Friday, January 25, 2013

I WANT TO BELIEVE TE'O, BUT ...

Te'o, right, speaking to Couric.
(Photo: Disney-ABC)
It is easy to believe that Notre Dame linebacker Manti Te'o was a victim of "catfishing" after appearing on Katie Couric's talk show Thursday afternoon.  

It is easy to think he was elaborately duped by a person who created a persona that the star football player thought was the love of his life. One, who he believed had passed away of leukemia on Sept. 12.

It's also understandable that he was terrified when he found out he had been hoaxed, mostly because of the image it would have portrayed of him. Many people may have thought, "Wait a minute ... how on Earth did he consider this woman the love of his life when he had never met her before? What a freak! What a joke!"

There is no doubt that Te'o found himself in a no-win situation. If he brought forward the truth, he would have been brutally mocked. If he just went with the original story that his lover had perished of cancer and the truth was discovered, he'd be considered a snake.

Hey, I heard those same voice mails Thursday that he received from the person he thought was his girlfriend. I, too, would have been taken, because it certainly sounded like the voice of a woman's, and not that of Roniah Tuiasosopo's — a male — which has since been reported.

I even think the tears he and his parents shed on Couric's show were sincere.

But just when I catch myself believing his side of the story, feeling those same tears welling in my eyes, that trail of lies he left along the way just keeps reappearing to me. 

It's like the classic case of the boy who cried wolf.

How can we believe anything he says, when everything prior has been untruthful?

There are three variables to the story that just don't add up to me ...

The first is, Te'o has been on record as saying he first met Lennay Kekua (the name of his made-up girlfriend) after their eyes connected following a game at Stanford in 2009. He said they touched hands and exchanged phone numbers. Obviously that meeting was fabricated by Te'o in interviews since Sept. 12.

Secondly — and Couric asked this question on Thursday — why didn't he go visit Kekua in her San Diego hospital room when he was in Los Angeles on layover during his trip back to his home state of Hawaii?
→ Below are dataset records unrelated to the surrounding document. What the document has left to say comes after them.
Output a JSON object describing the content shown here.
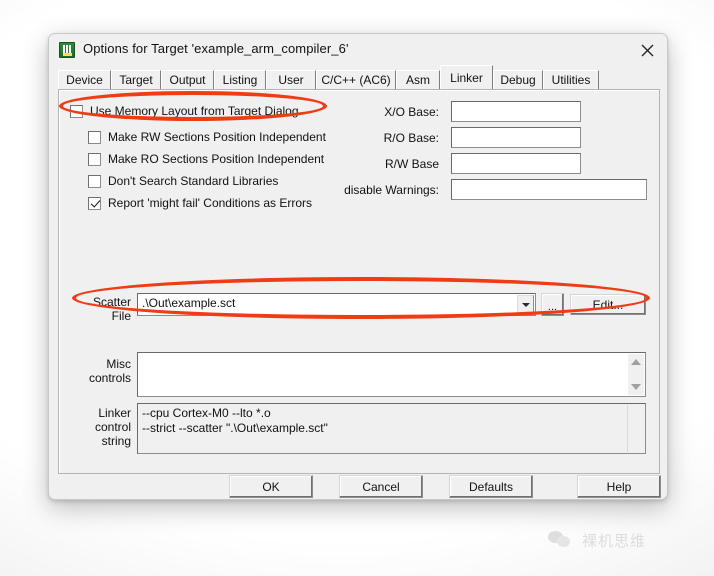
{
  "window": {
    "title": "Options for Target 'example_arm_compiler_6'",
    "icon": "keil-uvision-icon",
    "close_label": "✕"
  },
  "tabs": [
    {
      "label": "Device",
      "selected": false
    },
    {
      "label": "Target",
      "selected": false
    },
    {
      "label": "Output",
      "selected": false
    },
    {
      "label": "Listing",
      "selected": false
    },
    {
      "label": "User",
      "selected": false
    },
    {
      "label": "C/C++ (AC6)",
      "selected": false
    },
    {
      "label": "Asm",
      "selected": false
    },
    {
      "label": "Linker",
      "selected": true
    },
    {
      "label": "Debug",
      "selected": false
    },
    {
      "label": "Utilities",
      "selected": false
    }
  ],
  "linker": {
    "checkboxes": [
      {
        "label": "Use Memory Layout from Target Dialog",
        "checked": false
      },
      {
        "label": "Make RW Sections Position Independent",
        "checked": false
      },
      {
        "label": "Make RO Sections Position Independent",
        "checked": false
      },
      {
        "label": "Don't Search Standard Libraries",
        "checked": false
      },
      {
        "label": "Report 'might fail' Conditions as Errors",
        "checked": true
      }
    ],
    "fields": [
      {
        "label": "X/O Base:",
        "value": ""
      },
      {
        "label": "R/O Base:",
        "value": ""
      },
      {
        "label": "R/W Base",
        "value": ""
      },
      {
        "label": "disable Warnings:",
        "value": ""
      }
    ],
    "scatter": {
      "label_line1": "Scatter",
      "label_line2": "File",
      "value": ".\\Out\\example.sct",
      "browse_label": "...",
      "edit_label": "Edit..."
    },
    "misc": {
      "label_line1": "Misc",
      "label_line2": "controls",
      "value": ""
    },
    "control_string": {
      "label_line1": "Linker",
      "label_line2": "control",
      "label_line3": "string",
      "value": "--cpu Cortex-M0 --lto *.o\n--strict --scatter \".\\Out\\example.sct\""
    }
  },
  "footer": {
    "ok_label": "OK",
    "cancel_label": "Cancel",
    "defaults_label": "Defaults",
    "help_label": "Help"
  },
  "watermark": {
    "text": "裸机思维",
    "icon": "wechat-icon"
  },
  "annotations": {
    "color": "#f03c14",
    "shapes": [
      {
        "name": "highlight-use-memory-layout"
      },
      {
        "name": "highlight-scatter-file"
      }
    ]
  }
}
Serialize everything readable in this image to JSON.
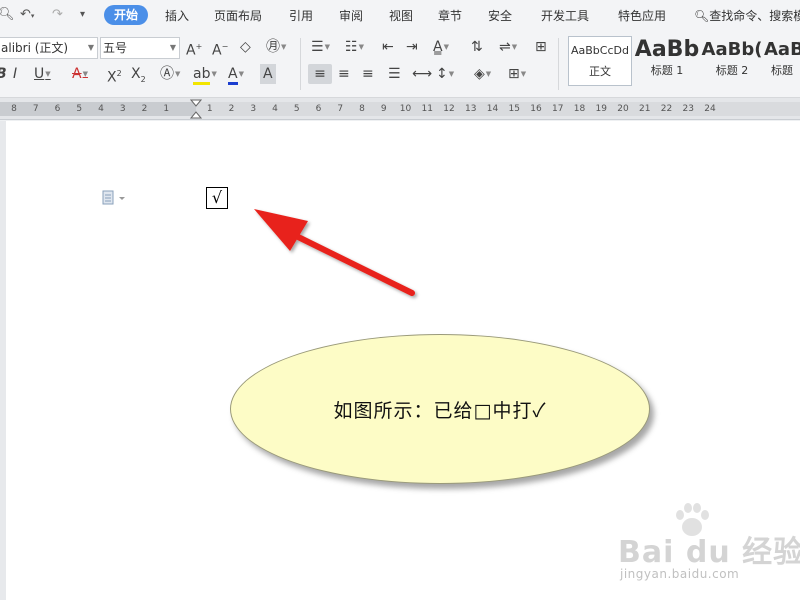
{
  "menu": {
    "tabs": [
      "开始",
      "插入",
      "页面布局",
      "引用",
      "审阅",
      "视图",
      "章节",
      "安全",
      "开发工具",
      "特色应用"
    ],
    "active_tab": "开始",
    "search_text": "查找命令、搜索模"
  },
  "ribbon": {
    "font_name": "alibri (正文)",
    "font_size": "五号",
    "styles": [
      {
        "sample": "AaBbCcDd",
        "name": "正文"
      },
      {
        "sample": "AaBb",
        "name": "标题 1"
      },
      {
        "sample": "AaBb(",
        "name": "标题 2"
      },
      {
        "sample": "AaB",
        "name": "标题"
      }
    ],
    "accent_color": "#4b8fe8",
    "highlight_color": "#f2e500",
    "font_color": "#1a3dcf"
  },
  "ruler": {
    "ticks": [
      "8",
      "7",
      "6",
      "5",
      "4",
      "3",
      "2",
      "1",
      "",
      "1",
      "2",
      "3",
      "4",
      "5",
      "6",
      "7",
      "8",
      "9",
      "10",
      "11",
      "12",
      "13",
      "14",
      "15",
      "16",
      "17",
      "18",
      "19",
      "20",
      "21",
      "22",
      "23",
      "24"
    ]
  },
  "document": {
    "checkbox_char": "√",
    "callout_text": "如图所示：已给□中打✓"
  },
  "watermark": {
    "main": "Bai du 经验",
    "sub": "jingyan.baidu.com"
  }
}
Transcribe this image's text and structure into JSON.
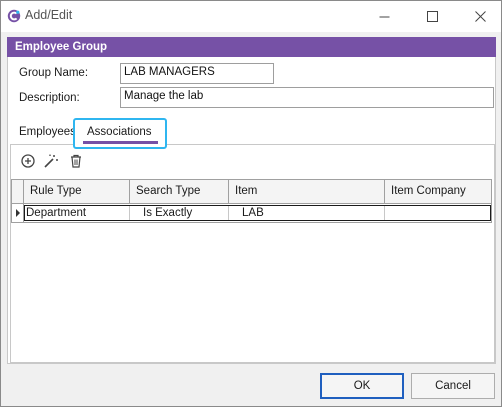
{
  "window": {
    "title": "Add/Edit"
  },
  "group_header": "Employee Group",
  "form": {
    "group_name_label": "Group Name:",
    "group_name_value": "LAB MANAGERS",
    "description_label": "Description:",
    "description_value": "Manage the lab"
  },
  "tabs": [
    {
      "label": "Employees",
      "active": false
    },
    {
      "label": "Associations",
      "active": true
    }
  ],
  "toolbar": {
    "icons": [
      "add-circle-icon",
      "magic-wand-icon",
      "trash-icon"
    ]
  },
  "grid": {
    "columns": [
      "Rule Type",
      "Search Type",
      "Item",
      "Item Company"
    ],
    "rows": [
      [
        "Department",
        "Is Exactly",
        "LAB",
        ""
      ]
    ]
  },
  "footer": {
    "ok_first": "O",
    "ok_rest": "K",
    "cancel_first": "C",
    "cancel_rest": "ancel"
  },
  "colors": {
    "header": "#7651a6",
    "focus_highlight": "#2fb6f0",
    "ok_border": "#1f5fbf"
  }
}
He said he didn't want to upset his parents.

However, earlier in the interview with Couric, he said that his parents have always taught him to help others who are in need. Why would he have thought his parents would've been upset with him for being by his girlfriend's side while she battled leukemia? He stumbled answering that question, his eyes quickly moving back-and-forth searching for an answer which never came.
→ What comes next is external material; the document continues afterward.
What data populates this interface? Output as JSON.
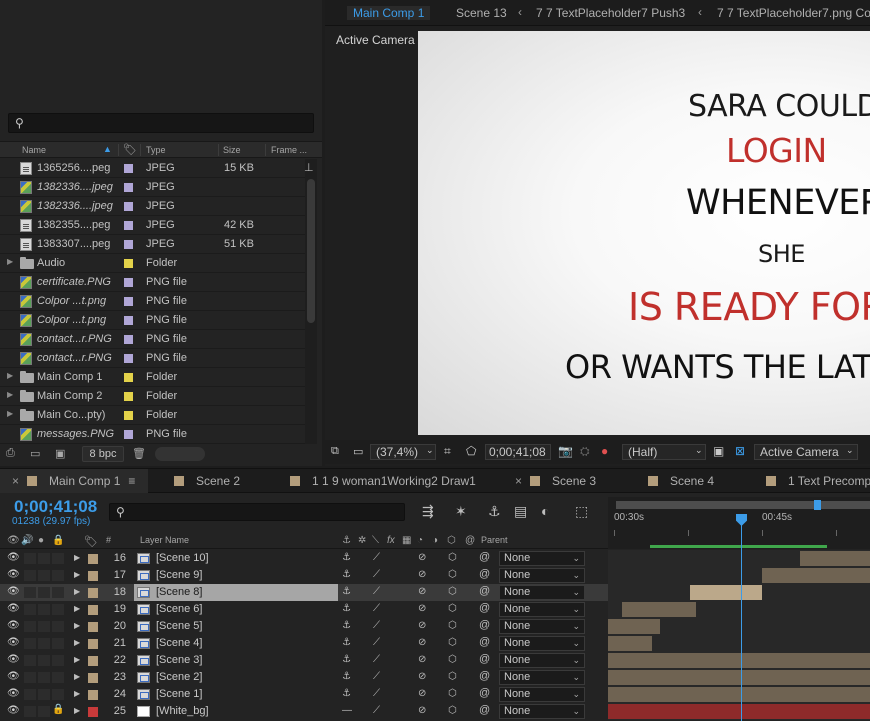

And lastly, why did he tell ESPN's Gene Wojciechowski to absolutely not approach Kekua's family, not even for photos, mementos or anything after he conducted an interview for a feature story in September? Just sounds fishy to me.

Perhaps he knew she didn't exist, or maybe it's because if ESPN were to approach Kekua's family that it would be revealed he had never met her.

Again, it's a no-win situation.

There are things providing strong evidence that holds merit to Te'o claims of innocence, just as there are questions which have been sidestepped or left unanswered that makes me feel he isn't being completely truthful about what ensued all those years and months.

The only fact about all of this is that there is no good ending.

Whether he was duped by an elaborate schemer, or a co-mastermind of a ruse which captivated a nation, Te'o's history of untruthfulness throughout this entire episode has made his claims as a victim of an unbelievable hoax ... well ... unbelievable.